They’re deprived of the socialization that’s necessary for their well being, and frequently show abnormal signs of stress like head bobbing. Often, they’re chained in place and receive little to no exercise” (Sentenac 2014). She also points out the fact that these animal’s life spans are changing as well. Most, if not all, animals in captivity live a substantially shorter life than wild animals do. This would be the same as any human staying at home for the majority of their life. These animals will change for the worst rather than for the better.

Finally, surplus animals are a major issue when it comes to zoos. Surplus animals are, most of the time, adult animals who are no longer wanted or needed. According to Corrine Henn of One Green Planet surplus animals are, “Basically, any animal that does not ‘fit’ into the zoos breeding program can be considered a surplus. Surplus animals can also be animals that the zoo no longer finds profitable, cubs that were a big hit the year before might be replaced by newer, younger animals.

Since zoos are not responsible for lifetime care of animals, they can get rid of the animals who are no longer profitable or useful. ” This could be due to many things such as age, illness, size, or being breaded too much so the animal can no longer have children.
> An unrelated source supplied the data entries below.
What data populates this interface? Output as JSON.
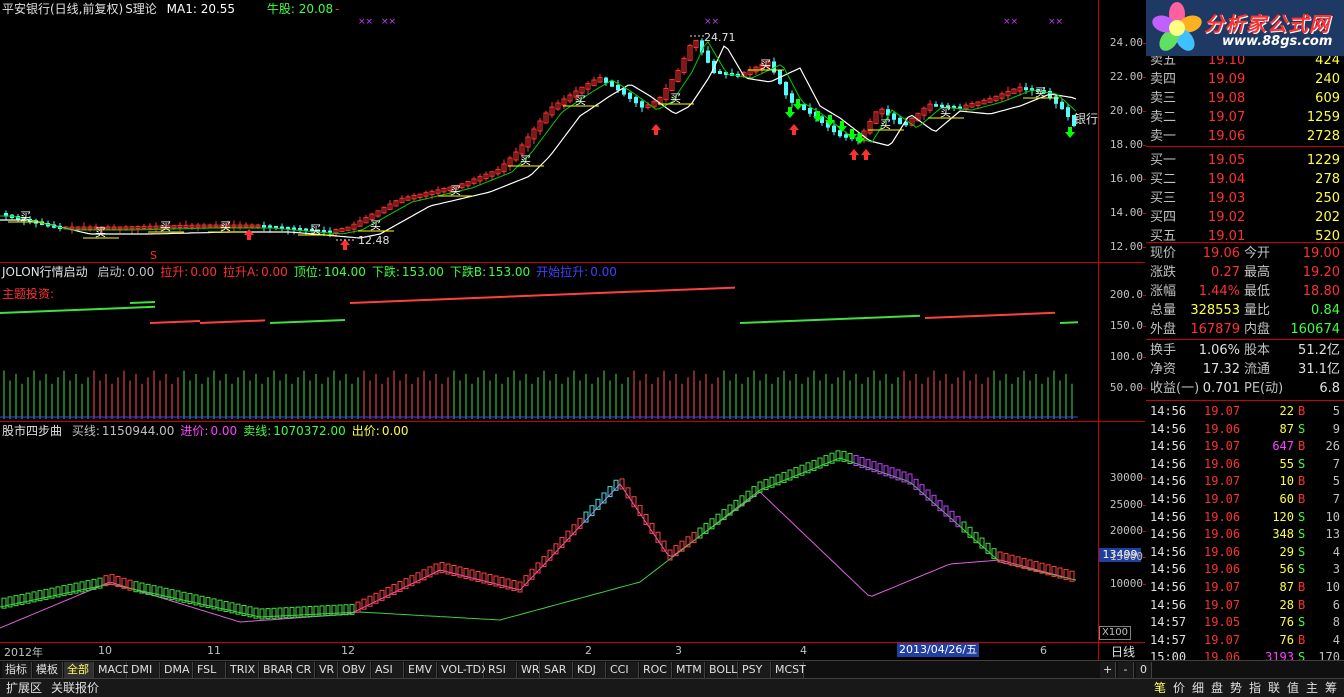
{
  "main_chart": {
    "title": "平安银行(日线,前复权)",
    "theory": "S理论",
    "ma1": "MA1: 20.55",
    "bull": "牛股: 20.08",
    "bull_suffix": "-",
    "high_label": "24.71",
    "low_label": "12.48",
    "side_label": "银行",
    "buy_marker": "买",
    "s_marker": "S",
    "axis_ticks": [
      "24.00",
      "22.00",
      "20.00",
      "18.00",
      "16.00",
      "14.00",
      "12.00"
    ],
    "colors": {
      "up": "#ff3232",
      "down": "#54fcfc",
      "ma": "#ffffff",
      "ma2": "#00cc00",
      "buy": "#ffff00",
      "arrow_up": "#ff3030",
      "arrow_down": "#00ff00"
    }
  },
  "indicator1": {
    "name": "JOLON行情启动",
    "fields": [
      {
        "label": "启动:",
        "value": "0.00",
        "color": "#c0c0c0"
      },
      {
        "label": "拉升:",
        "value": "0.00",
        "color": "#ff3030"
      },
      {
        "label": "拉升A:",
        "value": "0.00",
        "color": "#ff3030"
      },
      {
        "label": "顶位:",
        "value": "104.00",
        "color": "#40ff40"
      },
      {
        "label": "下跌:",
        "value": "153.00",
        "color": "#40ff40"
      },
      {
        "label": "下跌B:",
        "value": "153.00",
        "color": "#40ff40"
      },
      {
        "label": "开始拉升:",
        "value": "0.00",
        "color": "#4040ff"
      }
    ],
    "sub_label": "主题投资:",
    "axis_ticks": [
      "200.0",
      "150.0",
      "100.0",
      "50.00"
    ]
  },
  "indicator2": {
    "name": "股市四步曲",
    "fields": [
      {
        "label": "买线:",
        "value": "1150944.00",
        "color": "#c0c0c0"
      },
      {
        "label": "进价:",
        "value": "0.00",
        "color": "#ff40ff"
      },
      {
        "label": "卖线:",
        "value": "1070372.00",
        "color": "#40ff40"
      },
      {
        "label": "出价:",
        "value": "0.00",
        "color": "#ffff40"
      }
    ],
    "axis_ticks": [
      "30000",
      "25000",
      "20000",
      "15000",
      "10000"
    ],
    "current_value": "13499",
    "scale": "X100"
  },
  "x_axis": {
    "labels": [
      "2012年",
      "10",
      "11",
      "12",
      "2",
      "3",
      "4",
      "6"
    ],
    "highlight": "2013/04/26/五",
    "period": "日线"
  },
  "tabs": [
    "指标",
    "模板",
    "全部",
    "MACD",
    "DMI",
    "DMA",
    "FSL",
    "TRIX",
    "BRAR",
    "CR",
    "VR",
    "OBV",
    "ASI",
    "EMV",
    "VOL-TDX",
    "RSI",
    "WR",
    "SAR",
    "KDJ",
    "CCI",
    "ROC",
    "MTM",
    "BOLL",
    "PSY",
    "MCST"
  ],
  "tab_controls": [
    "+",
    "-",
    "0"
  ],
  "bottom_tabs": [
    "扩展区",
    "关联报价"
  ],
  "bottom_right_tabs": [
    "笔",
    "价",
    "细",
    "盘",
    "势",
    "指",
    "联",
    "值",
    "主",
    "筹"
  ],
  "logo": {
    "text": "分析家公式网",
    "url": "www.88gs.com"
  },
  "order_book": {
    "sell": [
      {
        "label": "卖五",
        "price": "19.10",
        "vol": "424"
      },
      {
        "label": "卖四",
        "price": "19.09",
        "vol": "240"
      },
      {
        "label": "卖三",
        "price": "19.08",
        "vol": "609"
      },
      {
        "label": "卖二",
        "price": "19.07",
        "vol": "1259"
      },
      {
        "label": "卖一",
        "price": "19.06",
        "vol": "2728"
      }
    ],
    "buy": [
      {
        "label": "买一",
        "price": "19.05",
        "vol": "1229"
      },
      {
        "label": "买二",
        "price": "19.04",
        "vol": "278"
      },
      {
        "label": "买三",
        "price": "19.03",
        "vol": "250"
      },
      {
        "label": "买四",
        "price": "19.02",
        "vol": "202"
      },
      {
        "label": "买五",
        "price": "19.01",
        "vol": "520"
      }
    ]
  },
  "quote": [
    {
      "l1": "现价",
      "v1": "19.06",
      "c1": "#ff3030",
      "l2": "今开",
      "v2": "19.00",
      "c2": "#ff3030"
    },
    {
      "l1": "涨跌",
      "v1": "0.27",
      "c1": "#ff3030",
      "l2": "最高",
      "v2": "19.20",
      "c2": "#ff3030"
    },
    {
      "l1": "涨幅",
      "v1": "1.44%",
      "c1": "#ff3030",
      "l2": "最低",
      "v2": "18.80",
      "c2": "#ff3030"
    },
    {
      "l1": "总量",
      "v1": "328553",
      "c1": "#ffff40",
      "l2": "量比",
      "v2": "0.84",
      "c2": "#40ff40"
    },
    {
      "l1": "外盘",
      "v1": "167879",
      "c1": "#ff3030",
      "l2": "内盘",
      "v2": "160674",
      "c2": "#40ff40"
    }
  ],
  "fundamentals": [
    {
      "l1": "换手",
      "v1": "1.06%",
      "l2": "股本",
      "v2": "51.2亿"
    },
    {
      "l1": "净资",
      "v1": "17.32",
      "l2": "流通",
      "v2": "31.1亿"
    },
    {
      "l1": "收益(一)",
      "v1": "0.701",
      "l2": "PE(动)",
      "v2": "6.8"
    }
  ],
  "ticks": [
    {
      "time": "14:56",
      "price": "19.07",
      "vol": "22",
      "bs": "B",
      "n": "5",
      "vc": "#ffff40"
    },
    {
      "time": "14:56",
      "price": "19.06",
      "vol": "87",
      "bs": "S",
      "n": "9",
      "vc": "#ffff40"
    },
    {
      "time": "14:56",
      "price": "19.07",
      "vol": "647",
      "bs": "B",
      "n": "26",
      "vc": "#ff40ff"
    },
    {
      "time": "14:56",
      "price": "19.06",
      "vol": "55",
      "bs": "S",
      "n": "7",
      "vc": "#ffff40"
    },
    {
      "time": "14:56",
      "price": "19.07",
      "vol": "10",
      "bs": "B",
      "n": "5",
      "vc": "#ffff40"
    },
    {
      "time": "14:56",
      "price": "19.07",
      "vol": "60",
      "bs": "B",
      "n": "7",
      "vc": "#ffff40"
    },
    {
      "time": "14:56",
      "price": "19.06",
      "vol": "120",
      "bs": "S",
      "n": "10",
      "vc": "#ffff40"
    },
    {
      "time": "14:56",
      "price": "19.06",
      "vol": "348",
      "bs": "S",
      "n": "13",
      "vc": "#ffff40"
    },
    {
      "time": "14:56",
      "price": "19.06",
      "vol": "29",
      "bs": "S",
      "n": "4",
      "vc": "#ffff40"
    },
    {
      "time": "14:56",
      "price": "19.06",
      "vol": "56",
      "bs": "S",
      "n": "3",
      "vc": "#ffff40"
    },
    {
      "time": "14:56",
      "price": "19.07",
      "vol": "87",
      "bs": "B",
      "n": "10",
      "vc": "#ffff40"
    },
    {
      "time": "14:56",
      "price": "19.07",
      "vol": "28",
      "bs": "B",
      "n": "6",
      "vc": "#ffff40"
    },
    {
      "time": "14:57",
      "price": "19.05",
      "vol": "76",
      "bs": "S",
      "n": "8",
      "vc": "#ffff40"
    },
    {
      "time": "14:57",
      "price": "19.07",
      "vol": "76",
      "bs": "B",
      "n": "4",
      "vc": "#ffff40"
    },
    {
      "time": "15:00",
      "price": "19.06",
      "vol": "3193",
      "bs": "S",
      "n": "170",
      "vc": "#ff40ff"
    }
  ]
}
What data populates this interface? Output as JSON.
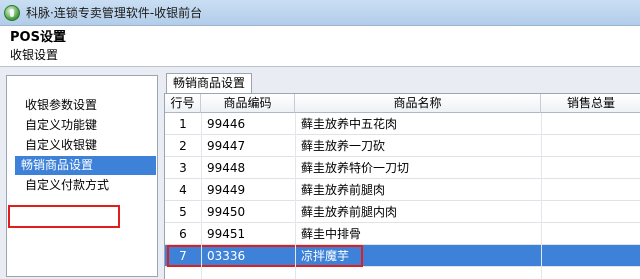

These animals are often sold or traded to different zoos or given to sanctuaries. Many people are not aware of what happens to these animals or do not want to believe the harsh realities that come along with zoos. Besides selling or trading these animals, there is one other option called “zoothanasia. This is the killing of animals and is found in Europe and the United States. Zoothanasia has caused much concern and protest for people of communities who attend zoos. Copenhagen Zoo caused protest because of this very thing. Jacalyn Beales of Earth Island Journal explained the situation. She says, “”Marius,’an 18 month-old giraffe that had been born at the Copenhagen Zoo, was healthy and likely would have lived a long life.

The animal was put down (and then fed to lions at the zoo), because officials at the zoo concluded it was unsuitable for breeding. This happens very often and usually is not done to just one animal. Abigail Geer informs that, “Figures reveal that a startling 3,000-5,000 surplus animals are culled every year in European zoos, and those numbers don’t include the countless other non-European zoos that are also disposing of their inhabitants as and when they deem necessary. ” “Culling” in Europe is the same as “zoothanasia” in the United States. These zoos kill perfectly healthy animals in order to make room for more animals that will make the company money. This is the most inhumane thing zoos take part in.

The worst fact when it comes to zoos is that it is all preventable. Wild animals are supposed to be in the wild not in habitats for human entertainment. Humans would not like to be held captive if the tables were turned. Zoos are inhumane and are unnecessary. The same results zoos are supposed to have can happen in the wild. Humans should not impose on the circle of life when it is unnecessary. There are other ways to help endangered species and more human ways to help animals in need. Zoos are inhumane, unnecessary, and should be shut down if serious changes are not made.